▶ _About this exercise_: All entries below must be given again exactly as they stand.

(Material provided)

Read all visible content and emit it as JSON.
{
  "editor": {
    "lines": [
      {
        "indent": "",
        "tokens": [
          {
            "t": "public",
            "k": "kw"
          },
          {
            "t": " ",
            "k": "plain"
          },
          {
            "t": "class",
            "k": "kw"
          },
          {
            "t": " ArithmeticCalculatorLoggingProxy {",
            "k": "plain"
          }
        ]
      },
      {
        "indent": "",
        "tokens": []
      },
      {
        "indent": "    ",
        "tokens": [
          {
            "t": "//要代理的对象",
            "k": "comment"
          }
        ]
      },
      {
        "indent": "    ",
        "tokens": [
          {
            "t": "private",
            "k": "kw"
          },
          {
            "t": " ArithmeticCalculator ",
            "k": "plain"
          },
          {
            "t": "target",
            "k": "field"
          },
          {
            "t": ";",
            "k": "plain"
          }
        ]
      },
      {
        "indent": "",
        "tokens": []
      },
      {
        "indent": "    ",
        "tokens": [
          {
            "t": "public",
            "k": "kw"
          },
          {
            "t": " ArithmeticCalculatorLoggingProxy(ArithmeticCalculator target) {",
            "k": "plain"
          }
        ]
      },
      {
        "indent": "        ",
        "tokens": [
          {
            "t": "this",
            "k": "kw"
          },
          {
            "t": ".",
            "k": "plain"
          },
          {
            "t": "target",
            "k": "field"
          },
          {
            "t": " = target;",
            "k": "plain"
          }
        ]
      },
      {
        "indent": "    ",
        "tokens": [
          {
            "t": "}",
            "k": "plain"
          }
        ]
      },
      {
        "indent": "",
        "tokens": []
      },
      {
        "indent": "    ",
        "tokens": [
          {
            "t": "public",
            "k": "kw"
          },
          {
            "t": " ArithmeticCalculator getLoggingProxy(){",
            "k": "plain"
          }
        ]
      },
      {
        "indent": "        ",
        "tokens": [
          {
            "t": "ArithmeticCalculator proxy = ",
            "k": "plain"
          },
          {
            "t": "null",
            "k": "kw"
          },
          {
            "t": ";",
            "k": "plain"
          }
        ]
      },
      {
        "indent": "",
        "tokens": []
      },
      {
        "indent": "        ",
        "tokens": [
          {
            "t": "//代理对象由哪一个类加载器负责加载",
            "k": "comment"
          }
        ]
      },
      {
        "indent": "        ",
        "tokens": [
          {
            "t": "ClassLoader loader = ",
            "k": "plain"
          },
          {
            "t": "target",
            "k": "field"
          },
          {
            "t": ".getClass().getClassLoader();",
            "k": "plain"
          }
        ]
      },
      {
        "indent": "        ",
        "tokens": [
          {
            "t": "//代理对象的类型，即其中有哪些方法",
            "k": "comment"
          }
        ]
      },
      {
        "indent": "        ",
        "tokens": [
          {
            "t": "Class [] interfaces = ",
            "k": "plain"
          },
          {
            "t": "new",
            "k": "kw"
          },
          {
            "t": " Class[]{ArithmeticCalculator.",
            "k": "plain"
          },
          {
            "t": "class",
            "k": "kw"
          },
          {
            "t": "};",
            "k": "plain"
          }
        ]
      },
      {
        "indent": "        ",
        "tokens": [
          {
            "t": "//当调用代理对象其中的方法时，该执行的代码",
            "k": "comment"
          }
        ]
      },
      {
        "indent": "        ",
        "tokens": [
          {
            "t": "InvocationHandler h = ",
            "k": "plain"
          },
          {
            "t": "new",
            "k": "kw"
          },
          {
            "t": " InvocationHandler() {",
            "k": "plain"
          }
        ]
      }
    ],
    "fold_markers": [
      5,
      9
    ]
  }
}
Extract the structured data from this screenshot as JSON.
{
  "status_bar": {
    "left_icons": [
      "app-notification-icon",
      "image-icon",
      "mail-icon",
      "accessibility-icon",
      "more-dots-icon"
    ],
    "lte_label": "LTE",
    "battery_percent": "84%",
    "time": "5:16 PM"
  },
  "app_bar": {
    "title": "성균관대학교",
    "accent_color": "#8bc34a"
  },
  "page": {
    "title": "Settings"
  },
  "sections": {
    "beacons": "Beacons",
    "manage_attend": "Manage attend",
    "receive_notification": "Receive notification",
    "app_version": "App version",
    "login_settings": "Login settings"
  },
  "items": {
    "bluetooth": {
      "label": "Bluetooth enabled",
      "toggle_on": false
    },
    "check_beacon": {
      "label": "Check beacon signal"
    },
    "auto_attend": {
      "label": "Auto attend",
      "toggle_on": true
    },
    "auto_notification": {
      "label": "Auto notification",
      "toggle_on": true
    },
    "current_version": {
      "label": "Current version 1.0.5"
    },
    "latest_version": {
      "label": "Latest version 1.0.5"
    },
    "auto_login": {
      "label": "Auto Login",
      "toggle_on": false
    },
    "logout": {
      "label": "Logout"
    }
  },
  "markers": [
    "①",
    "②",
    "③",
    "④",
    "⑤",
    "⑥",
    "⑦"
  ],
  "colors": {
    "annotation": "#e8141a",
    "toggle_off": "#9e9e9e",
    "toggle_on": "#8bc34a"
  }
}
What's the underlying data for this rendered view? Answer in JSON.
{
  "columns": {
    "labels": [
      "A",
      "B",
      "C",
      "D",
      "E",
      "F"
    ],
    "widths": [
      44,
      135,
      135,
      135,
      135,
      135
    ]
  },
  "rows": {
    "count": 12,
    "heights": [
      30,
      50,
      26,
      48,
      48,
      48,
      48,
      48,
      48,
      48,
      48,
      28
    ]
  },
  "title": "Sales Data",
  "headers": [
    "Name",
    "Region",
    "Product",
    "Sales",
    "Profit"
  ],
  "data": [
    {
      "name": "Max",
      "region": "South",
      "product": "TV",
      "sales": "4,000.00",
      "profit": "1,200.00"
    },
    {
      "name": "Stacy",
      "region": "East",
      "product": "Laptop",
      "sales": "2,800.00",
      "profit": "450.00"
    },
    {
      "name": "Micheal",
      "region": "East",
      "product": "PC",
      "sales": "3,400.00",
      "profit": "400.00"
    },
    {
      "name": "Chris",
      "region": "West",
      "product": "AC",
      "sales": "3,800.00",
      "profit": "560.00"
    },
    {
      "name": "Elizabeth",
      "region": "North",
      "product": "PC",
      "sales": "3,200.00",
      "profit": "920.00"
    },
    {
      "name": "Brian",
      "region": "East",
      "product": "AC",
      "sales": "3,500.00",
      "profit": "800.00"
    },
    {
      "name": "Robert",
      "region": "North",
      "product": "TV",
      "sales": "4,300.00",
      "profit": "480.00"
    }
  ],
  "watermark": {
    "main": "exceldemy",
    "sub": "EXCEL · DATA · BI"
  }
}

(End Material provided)

▶ _Output for this exercise_:
Read all visible content and emit it as JSON.
{
  "editor": {
    "lines": [
      {
        "indent": "",
        "tokens": [
          {
            "t": "public",
            "k": "kw"
          },
          {
            "t": " ",
            "k": "plain"
          },
          {
            "t": "class",
            "k": "kw"
          },
          {
            "t": " ArithmeticCalculatorLoggingProxy {",
            "k": "plain"
          }
        ]
      },
      {
        "indent": "",
        "tokens": []
      },
      {
        "indent": "    ",
        "tokens": [
          {
            "t": "//要代理的对象",
            "k": "comment"
          }
        ]
      },
      {
        "indent": "    ",
        "tokens": [
          {
            "t": "private",
            "k": "kw"
          },
          {
            "t": " ArithmeticCalculator ",
            "k": "plain"
          },
          {
            "t": "target",
            "k": "field"
          },
          {
            "t": ";",
            "k": "plain"
          }
        ]
      },
      {
        "indent": "",
        "tokens": []
      },
      {
        "indent": "    ",
        "tokens": [
          {
            "t": "public",
            "k": "kw"
          },
          {
            "t": " ArithmeticCalculatorLoggingProxy(ArithmeticCalculator target) {",
            "k": "plain"
          }
        ]
      },
      {
        "indent": "        ",
        "tokens": [
          {
            "t": "this",
            "k": "kw"
          },
          {
            "t": ".",
            "k": "plain"
          },
          {
            "t": "target",
            "k": "field"
          },
          {
            "t": " = target;",
            "k": "plain"
          }
        ]
      },
      {
        "indent": "    ",
        "tokens": [
          {
            "t": "}",
            "k": "plain"
          }
        ]
      },
      {
        "indent": "",
        "tokens": []
      },
      {
        "indent": "    ",
        "tokens": [
          {
            "t": "public",
            "k": "kw"
          },
          {
            "t": " ArithmeticCalculator getLoggingProxy(){",
            "k": "plain"
          }
        ]
      },
      {
        "indent": "        ",
        "tokens": [
          {
            "t": "ArithmeticCalculator proxy = ",
            "k": "plain"
          },
          {
            "t": "null",
            "k": "kw"
          },
          {
            "t": ";",
            "k": "plain"
          }
        ]
      },
      {
        "indent": "",
        "tokens": []
      },
      {
        "indent": "        ",
        "tokens": [
          {
            "t": "//代理对象由哪一个类加载器负责加载",
            "k": "comment"
          }
        ]
      },
      {
        "indent": "        ",
        "tokens": [
          {
            "t": "ClassLoader loader = ",
            "k": "plain"
          },
          {
            "t": "target",
            "k": "field"
          },
          {
            "t": ".getClass().getClassLoader();",
            "k": "plain"
          }
        ]
      },
      {
        "indent": "        ",
        "tokens": [
          {
            "t": "//代理对象的类型，即其中有哪些方法",
            "k": "comment"
          }
        ]
      },
      {
        "indent": "        ",
        "tokens": [
          {
            "t": "Class [] interfaces = ",
            "k": "plain"
          },
          {
            "t": "new",
            "k": "kw"
          },
          {
            "t": " Class[]{ArithmeticCalculator.",
            "k": "plain"
          },
          {
            "t": "class",
            "k": "kw"
          },
          {
            "t": "};",
            "k": "plain"
          }
        ]
      },
      {
        "indent": "        ",
        "tokens": [
          {
            "t": "//当调用代理对象其中的方法时，该执行的代码",
            "k": "comment"
          }
        ]
      },
      {
        "indent": "        ",
        "tokens": [
          {
            "t": "InvocationHandler h = ",
            "k": "plain"
          },
          {
            "t": "new",
            "k": "kw"
          },
          {
            "t": " InvocationHandler() {",
            "k": "plain"
          }
        ]
      }
    ],
    "fold_markers": [
      5,
      9
    ]
  }
}
Extract the structured data from this screenshot as JSON.
{
  "status_bar": {
    "left_icons": [
      "app-notification-icon",
      "image-icon",
      "mail-icon",
      "accessibility-icon",
      "more-dots-icon"
    ],
    "lte_label": "LTE",
    "battery_percent": "84%",
    "time": "5:16 PM"
  },
  "app_bar": {
    "title": "성균관대학교",
    "accent_color": "#8bc34a"
  },
  "page": {
    "title": "Settings"
  },
  "sections": {
    "beacons": "Beacons",
    "manage_attend": "Manage attend",
    "receive_notification": "Receive notification",
    "app_version": "App version",
    "login_settings": "Login settings"
  },
  "items": {
    "bluetooth": {
      "label": "Bluetooth enabled",
      "toggle_on": false
    },
    "check_beacon": {
      "label": "Check beacon signal"
    },
    "auto_attend": {
      "label": "Auto attend",
      "toggle_on": true
    },
    "auto_notification": {
      "label": "Auto notification",
      "toggle_on": true
    },
    "current_version": {
      "label": "Current version 1.0.5"
    },
    "latest_version": {
      "label": "Latest version 1.0.5"
    },
    "auto_login": {
      "label": "Auto Login",
      "toggle_on": false
    },
    "logout": {
      "label": "Logout"
    }
  },
  "markers": [
    "①",
    "②",
    "③",
    "④",
    "⑤",
    "⑥",
    "⑦"
  ],
  "colors": {
    "annotation": "#e8141a",
    "toggle_off": "#9e9e9e",
    "toggle_on": "#8bc34a"
  }
}
What's the underlying data for this rendered view? Answer in JSON.
{
  "columns": {
    "labels": [
      "A",
      "B",
      "C",
      "D",
      "E",
      "F"
    ],
    "widths": [
      44,
      135,
      135,
      135,
      135,
      135
    ]
  },
  "rows": {
    "count": 12,
    "heights": [
      30,
      50,
      26,
      48,
      48,
      48,
      48,
      48,
      48,
      48,
      48,
      28
    ]
  },
  "title": "Sales Data",
  "headers": [
    "Name",
    "Region",
    "Product",
    "Sales",
    "Profit"
  ],
  "data": [
    {
      "name": "Max",
      "region": "South",
      "product": "TV",
      "sales": "4,000.00",
      "profit": "1,200.00"
    },
    {
      "name": "Stacy",
      "region": "East",
      "product": "Laptop",
      "sales": "2,800.00",
      "profit": "450.00"
    },
    {
      "name": "Micheal",
      "region": "East",
      "product": "PC",
      "sales": "3,400.00",
      "profit": "400.00"
    },
    {
      "name": "Chris",
      "region": "West",
      "product": "AC",
      "sales": "3,800.00",
      "profit": "560.00"
    },
    {
      "name": "Elizabeth",
      "region": "North",
      "product": "PC",
      "sales": "3,200.00",
      "profit": "920.00"
    },
    {
      "name": "Brian",
      "region": "East",
      "product": "AC",
      "sales": "3,500.00",
      "profit": "800.00"
    },
    {
      "name": "Robert",
      "region": "North",
      "product": "TV",
      "sales": "4,300.00",
      "profit": "480.00"
    }
  ],
  "watermark": {
    "main": "exceldemy",
    "sub": "EXCEL · DATA · BI"
  }
}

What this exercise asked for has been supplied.